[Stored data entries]
○ ○ ○ ○ ○ ○ ○

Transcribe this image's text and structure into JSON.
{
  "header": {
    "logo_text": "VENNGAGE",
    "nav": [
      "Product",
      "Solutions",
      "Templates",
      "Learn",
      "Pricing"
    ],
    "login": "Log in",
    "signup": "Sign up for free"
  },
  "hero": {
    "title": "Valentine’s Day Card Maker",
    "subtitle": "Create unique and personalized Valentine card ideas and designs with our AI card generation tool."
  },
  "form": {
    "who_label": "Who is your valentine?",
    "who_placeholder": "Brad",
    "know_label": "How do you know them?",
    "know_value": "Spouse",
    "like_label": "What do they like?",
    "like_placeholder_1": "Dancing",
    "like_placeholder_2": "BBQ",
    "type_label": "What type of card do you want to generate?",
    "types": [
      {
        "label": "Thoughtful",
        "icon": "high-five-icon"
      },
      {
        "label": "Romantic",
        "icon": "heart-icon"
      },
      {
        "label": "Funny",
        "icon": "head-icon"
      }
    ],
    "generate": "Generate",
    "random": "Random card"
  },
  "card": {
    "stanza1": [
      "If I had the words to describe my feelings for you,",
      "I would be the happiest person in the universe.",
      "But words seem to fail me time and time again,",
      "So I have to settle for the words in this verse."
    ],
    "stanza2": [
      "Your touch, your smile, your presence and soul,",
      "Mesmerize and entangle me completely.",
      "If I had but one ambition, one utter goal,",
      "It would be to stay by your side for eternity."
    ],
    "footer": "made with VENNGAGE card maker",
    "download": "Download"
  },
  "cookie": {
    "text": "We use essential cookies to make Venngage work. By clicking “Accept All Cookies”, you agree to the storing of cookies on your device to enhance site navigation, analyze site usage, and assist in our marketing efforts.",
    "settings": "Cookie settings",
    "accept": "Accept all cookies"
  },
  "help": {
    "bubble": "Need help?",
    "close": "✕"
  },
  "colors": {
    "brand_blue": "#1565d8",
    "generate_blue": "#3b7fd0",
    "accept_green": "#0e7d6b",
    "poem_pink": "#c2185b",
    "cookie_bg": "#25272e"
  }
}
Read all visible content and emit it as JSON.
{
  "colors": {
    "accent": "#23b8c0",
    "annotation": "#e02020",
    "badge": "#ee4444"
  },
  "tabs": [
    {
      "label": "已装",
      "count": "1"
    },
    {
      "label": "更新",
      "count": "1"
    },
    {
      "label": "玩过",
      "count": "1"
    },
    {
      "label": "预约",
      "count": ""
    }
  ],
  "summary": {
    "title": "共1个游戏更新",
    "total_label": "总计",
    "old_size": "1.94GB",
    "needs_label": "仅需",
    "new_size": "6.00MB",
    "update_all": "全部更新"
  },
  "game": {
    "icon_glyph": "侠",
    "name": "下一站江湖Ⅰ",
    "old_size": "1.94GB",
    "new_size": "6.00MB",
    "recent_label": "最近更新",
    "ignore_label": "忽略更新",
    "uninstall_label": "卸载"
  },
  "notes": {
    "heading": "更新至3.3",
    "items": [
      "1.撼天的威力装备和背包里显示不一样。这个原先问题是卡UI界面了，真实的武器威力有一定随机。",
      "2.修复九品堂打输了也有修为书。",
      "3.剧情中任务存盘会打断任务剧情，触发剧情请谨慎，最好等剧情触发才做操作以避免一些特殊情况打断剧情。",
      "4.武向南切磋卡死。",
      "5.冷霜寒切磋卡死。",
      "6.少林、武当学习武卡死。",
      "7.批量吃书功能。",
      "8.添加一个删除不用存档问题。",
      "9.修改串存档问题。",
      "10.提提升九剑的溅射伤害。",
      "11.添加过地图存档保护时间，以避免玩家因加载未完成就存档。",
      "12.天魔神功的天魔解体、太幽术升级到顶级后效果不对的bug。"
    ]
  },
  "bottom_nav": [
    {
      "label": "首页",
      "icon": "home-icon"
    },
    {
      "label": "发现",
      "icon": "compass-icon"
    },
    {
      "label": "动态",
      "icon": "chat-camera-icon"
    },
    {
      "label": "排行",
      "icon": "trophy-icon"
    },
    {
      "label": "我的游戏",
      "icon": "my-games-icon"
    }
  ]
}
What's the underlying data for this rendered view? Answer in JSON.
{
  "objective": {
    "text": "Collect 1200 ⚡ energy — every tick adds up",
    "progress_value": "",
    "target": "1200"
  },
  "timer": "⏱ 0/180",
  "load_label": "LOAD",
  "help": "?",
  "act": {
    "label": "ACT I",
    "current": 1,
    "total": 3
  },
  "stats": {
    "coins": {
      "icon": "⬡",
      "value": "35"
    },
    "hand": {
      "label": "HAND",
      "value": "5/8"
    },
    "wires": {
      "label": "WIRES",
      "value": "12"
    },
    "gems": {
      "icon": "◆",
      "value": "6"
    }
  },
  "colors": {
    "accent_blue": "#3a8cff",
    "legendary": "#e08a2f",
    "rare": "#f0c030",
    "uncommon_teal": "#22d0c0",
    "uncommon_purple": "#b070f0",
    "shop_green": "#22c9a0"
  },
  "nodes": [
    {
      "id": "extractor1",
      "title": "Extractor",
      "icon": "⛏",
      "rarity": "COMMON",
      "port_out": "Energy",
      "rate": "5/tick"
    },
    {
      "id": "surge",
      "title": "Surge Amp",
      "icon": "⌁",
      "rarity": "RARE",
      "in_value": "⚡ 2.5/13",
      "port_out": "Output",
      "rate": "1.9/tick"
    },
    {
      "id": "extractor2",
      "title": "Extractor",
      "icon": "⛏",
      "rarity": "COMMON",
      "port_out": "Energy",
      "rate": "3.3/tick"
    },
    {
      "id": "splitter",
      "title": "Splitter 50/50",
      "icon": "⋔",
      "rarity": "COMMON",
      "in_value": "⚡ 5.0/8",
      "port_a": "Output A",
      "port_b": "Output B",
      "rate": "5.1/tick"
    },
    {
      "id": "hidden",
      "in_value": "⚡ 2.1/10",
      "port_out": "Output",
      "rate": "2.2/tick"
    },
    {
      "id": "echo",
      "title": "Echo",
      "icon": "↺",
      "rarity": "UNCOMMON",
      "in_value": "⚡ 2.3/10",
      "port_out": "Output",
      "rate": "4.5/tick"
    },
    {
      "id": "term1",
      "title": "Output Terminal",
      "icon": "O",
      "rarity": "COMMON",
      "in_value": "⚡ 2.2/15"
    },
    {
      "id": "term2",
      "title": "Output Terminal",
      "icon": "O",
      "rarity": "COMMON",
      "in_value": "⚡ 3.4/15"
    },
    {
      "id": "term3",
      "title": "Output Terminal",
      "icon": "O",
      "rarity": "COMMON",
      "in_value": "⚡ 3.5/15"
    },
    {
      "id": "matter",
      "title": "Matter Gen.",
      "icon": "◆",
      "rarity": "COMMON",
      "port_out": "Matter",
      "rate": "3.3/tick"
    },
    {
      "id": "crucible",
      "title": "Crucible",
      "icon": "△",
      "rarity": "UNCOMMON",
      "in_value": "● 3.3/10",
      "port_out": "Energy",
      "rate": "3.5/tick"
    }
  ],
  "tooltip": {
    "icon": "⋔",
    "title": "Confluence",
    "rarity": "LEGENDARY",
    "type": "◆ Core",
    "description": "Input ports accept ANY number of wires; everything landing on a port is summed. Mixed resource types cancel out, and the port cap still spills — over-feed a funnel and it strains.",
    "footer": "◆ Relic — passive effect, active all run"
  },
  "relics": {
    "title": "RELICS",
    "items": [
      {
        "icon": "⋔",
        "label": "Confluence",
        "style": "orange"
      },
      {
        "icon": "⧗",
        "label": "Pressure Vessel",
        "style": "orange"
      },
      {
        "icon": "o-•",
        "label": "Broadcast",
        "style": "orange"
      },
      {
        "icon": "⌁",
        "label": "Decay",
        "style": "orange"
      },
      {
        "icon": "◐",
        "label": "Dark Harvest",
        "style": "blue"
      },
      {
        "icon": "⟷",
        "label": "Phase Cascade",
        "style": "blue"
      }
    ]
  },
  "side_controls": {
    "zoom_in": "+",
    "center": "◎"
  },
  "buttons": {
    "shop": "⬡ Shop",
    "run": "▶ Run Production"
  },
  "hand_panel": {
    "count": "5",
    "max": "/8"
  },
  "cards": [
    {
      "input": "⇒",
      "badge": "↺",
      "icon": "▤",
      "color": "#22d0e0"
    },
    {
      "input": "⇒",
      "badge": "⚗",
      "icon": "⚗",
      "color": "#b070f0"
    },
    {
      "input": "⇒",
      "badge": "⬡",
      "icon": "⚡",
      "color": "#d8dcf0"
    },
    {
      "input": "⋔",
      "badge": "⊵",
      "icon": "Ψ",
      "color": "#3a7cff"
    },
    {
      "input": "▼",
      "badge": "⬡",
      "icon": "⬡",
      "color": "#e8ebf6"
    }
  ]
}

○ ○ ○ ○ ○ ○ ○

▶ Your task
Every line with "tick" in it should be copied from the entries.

▶ Result for this task
    "text": "Collect 1200 ⚡ energy — every tick adds up",
      "rate": "5/tick"
      "rate": "1.9/tick"
      "rate": "3.3/tick"
      "rate": "5.1/tick"
      "rate": "2.2/tick"
      "rate": "4.5/tick"
      "rate": "3.3/tick"
      "rate": "3.5/tick"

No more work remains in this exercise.